[Start of Attachment]

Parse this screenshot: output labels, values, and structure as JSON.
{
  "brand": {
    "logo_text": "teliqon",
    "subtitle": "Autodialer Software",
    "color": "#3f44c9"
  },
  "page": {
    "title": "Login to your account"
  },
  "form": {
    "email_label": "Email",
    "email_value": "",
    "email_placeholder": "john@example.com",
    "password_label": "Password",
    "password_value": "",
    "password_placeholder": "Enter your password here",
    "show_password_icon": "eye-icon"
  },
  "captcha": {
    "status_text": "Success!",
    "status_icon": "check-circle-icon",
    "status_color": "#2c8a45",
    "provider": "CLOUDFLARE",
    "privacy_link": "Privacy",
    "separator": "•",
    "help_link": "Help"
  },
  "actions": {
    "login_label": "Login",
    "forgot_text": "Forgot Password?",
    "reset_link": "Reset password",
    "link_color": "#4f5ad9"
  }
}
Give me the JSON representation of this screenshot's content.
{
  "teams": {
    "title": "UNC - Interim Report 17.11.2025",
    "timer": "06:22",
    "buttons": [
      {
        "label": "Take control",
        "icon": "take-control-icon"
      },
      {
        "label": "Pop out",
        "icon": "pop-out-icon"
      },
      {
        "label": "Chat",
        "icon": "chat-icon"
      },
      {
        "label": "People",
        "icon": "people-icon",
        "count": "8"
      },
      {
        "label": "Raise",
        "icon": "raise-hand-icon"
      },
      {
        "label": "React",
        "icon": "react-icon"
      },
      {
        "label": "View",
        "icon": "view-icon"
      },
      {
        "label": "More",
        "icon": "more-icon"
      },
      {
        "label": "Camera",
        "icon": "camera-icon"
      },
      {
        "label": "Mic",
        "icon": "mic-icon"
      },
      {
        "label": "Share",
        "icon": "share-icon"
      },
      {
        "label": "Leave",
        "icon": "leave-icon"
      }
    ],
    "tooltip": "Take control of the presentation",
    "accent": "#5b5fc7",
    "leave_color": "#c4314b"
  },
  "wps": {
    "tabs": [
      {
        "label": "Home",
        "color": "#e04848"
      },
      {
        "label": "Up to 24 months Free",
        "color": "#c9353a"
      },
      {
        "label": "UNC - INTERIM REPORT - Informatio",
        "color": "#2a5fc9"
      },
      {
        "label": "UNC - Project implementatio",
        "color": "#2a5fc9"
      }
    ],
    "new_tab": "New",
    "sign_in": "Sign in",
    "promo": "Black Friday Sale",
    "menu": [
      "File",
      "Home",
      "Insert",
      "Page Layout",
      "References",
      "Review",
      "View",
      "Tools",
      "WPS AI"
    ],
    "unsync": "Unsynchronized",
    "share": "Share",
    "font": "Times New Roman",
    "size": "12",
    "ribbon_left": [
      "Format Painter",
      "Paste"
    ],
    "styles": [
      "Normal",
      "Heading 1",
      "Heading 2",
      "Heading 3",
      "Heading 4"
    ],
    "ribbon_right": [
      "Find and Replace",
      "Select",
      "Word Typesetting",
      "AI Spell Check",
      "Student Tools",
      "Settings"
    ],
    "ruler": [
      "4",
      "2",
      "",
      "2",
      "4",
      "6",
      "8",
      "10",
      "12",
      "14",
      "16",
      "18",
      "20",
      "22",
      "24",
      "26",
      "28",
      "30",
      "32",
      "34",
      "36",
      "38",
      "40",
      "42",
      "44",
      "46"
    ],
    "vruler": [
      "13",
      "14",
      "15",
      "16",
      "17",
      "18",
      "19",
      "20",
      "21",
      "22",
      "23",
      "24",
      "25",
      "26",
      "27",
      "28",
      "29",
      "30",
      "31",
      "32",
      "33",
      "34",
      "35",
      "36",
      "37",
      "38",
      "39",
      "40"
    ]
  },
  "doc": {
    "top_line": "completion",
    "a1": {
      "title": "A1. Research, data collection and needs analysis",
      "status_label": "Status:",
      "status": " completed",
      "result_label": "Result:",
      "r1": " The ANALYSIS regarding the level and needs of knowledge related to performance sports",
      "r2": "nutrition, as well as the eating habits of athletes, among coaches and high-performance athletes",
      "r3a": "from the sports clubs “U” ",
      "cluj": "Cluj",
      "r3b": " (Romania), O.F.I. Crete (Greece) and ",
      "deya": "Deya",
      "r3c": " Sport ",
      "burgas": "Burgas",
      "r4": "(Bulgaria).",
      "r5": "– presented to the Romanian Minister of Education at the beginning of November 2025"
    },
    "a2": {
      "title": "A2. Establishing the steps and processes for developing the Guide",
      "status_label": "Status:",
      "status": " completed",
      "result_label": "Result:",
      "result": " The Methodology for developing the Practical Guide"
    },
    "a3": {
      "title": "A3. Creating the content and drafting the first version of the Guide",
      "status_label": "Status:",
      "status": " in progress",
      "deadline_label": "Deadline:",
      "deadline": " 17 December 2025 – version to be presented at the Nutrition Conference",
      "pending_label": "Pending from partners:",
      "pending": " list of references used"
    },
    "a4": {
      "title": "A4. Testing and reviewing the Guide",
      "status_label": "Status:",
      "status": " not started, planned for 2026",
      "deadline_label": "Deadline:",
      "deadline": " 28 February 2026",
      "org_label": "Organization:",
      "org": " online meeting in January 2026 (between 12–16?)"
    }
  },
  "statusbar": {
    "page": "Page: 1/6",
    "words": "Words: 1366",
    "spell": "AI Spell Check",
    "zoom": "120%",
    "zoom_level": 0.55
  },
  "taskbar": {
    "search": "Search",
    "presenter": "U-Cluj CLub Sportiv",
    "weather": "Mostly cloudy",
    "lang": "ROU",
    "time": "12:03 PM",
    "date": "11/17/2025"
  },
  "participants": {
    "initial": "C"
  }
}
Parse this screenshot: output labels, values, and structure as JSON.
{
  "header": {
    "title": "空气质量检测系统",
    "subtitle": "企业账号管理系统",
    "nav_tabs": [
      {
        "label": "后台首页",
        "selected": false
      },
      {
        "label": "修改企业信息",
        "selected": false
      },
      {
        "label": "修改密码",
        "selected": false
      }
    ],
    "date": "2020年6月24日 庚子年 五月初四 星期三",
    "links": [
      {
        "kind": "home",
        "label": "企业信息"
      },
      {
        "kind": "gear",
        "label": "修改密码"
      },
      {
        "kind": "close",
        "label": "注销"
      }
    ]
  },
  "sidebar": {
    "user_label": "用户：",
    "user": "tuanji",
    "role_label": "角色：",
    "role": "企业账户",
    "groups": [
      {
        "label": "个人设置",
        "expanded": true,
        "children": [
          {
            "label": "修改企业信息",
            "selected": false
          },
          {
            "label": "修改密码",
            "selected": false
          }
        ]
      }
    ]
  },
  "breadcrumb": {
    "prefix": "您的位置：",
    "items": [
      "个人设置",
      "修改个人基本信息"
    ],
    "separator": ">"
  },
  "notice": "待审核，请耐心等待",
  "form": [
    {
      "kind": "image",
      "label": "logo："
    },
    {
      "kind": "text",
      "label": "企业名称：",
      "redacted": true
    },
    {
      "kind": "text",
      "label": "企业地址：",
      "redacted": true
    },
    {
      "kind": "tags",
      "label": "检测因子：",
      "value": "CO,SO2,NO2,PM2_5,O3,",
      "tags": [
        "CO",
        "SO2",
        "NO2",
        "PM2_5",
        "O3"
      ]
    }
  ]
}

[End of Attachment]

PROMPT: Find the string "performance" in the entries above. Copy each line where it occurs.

ANSWER SECTION:
      "r1": " The ANALYSIS regarding the level and needs of knowledge related to performance sports",
      "r2": "nutrition, as well as the eating habits of athletes, among coaches and high-performance athletes",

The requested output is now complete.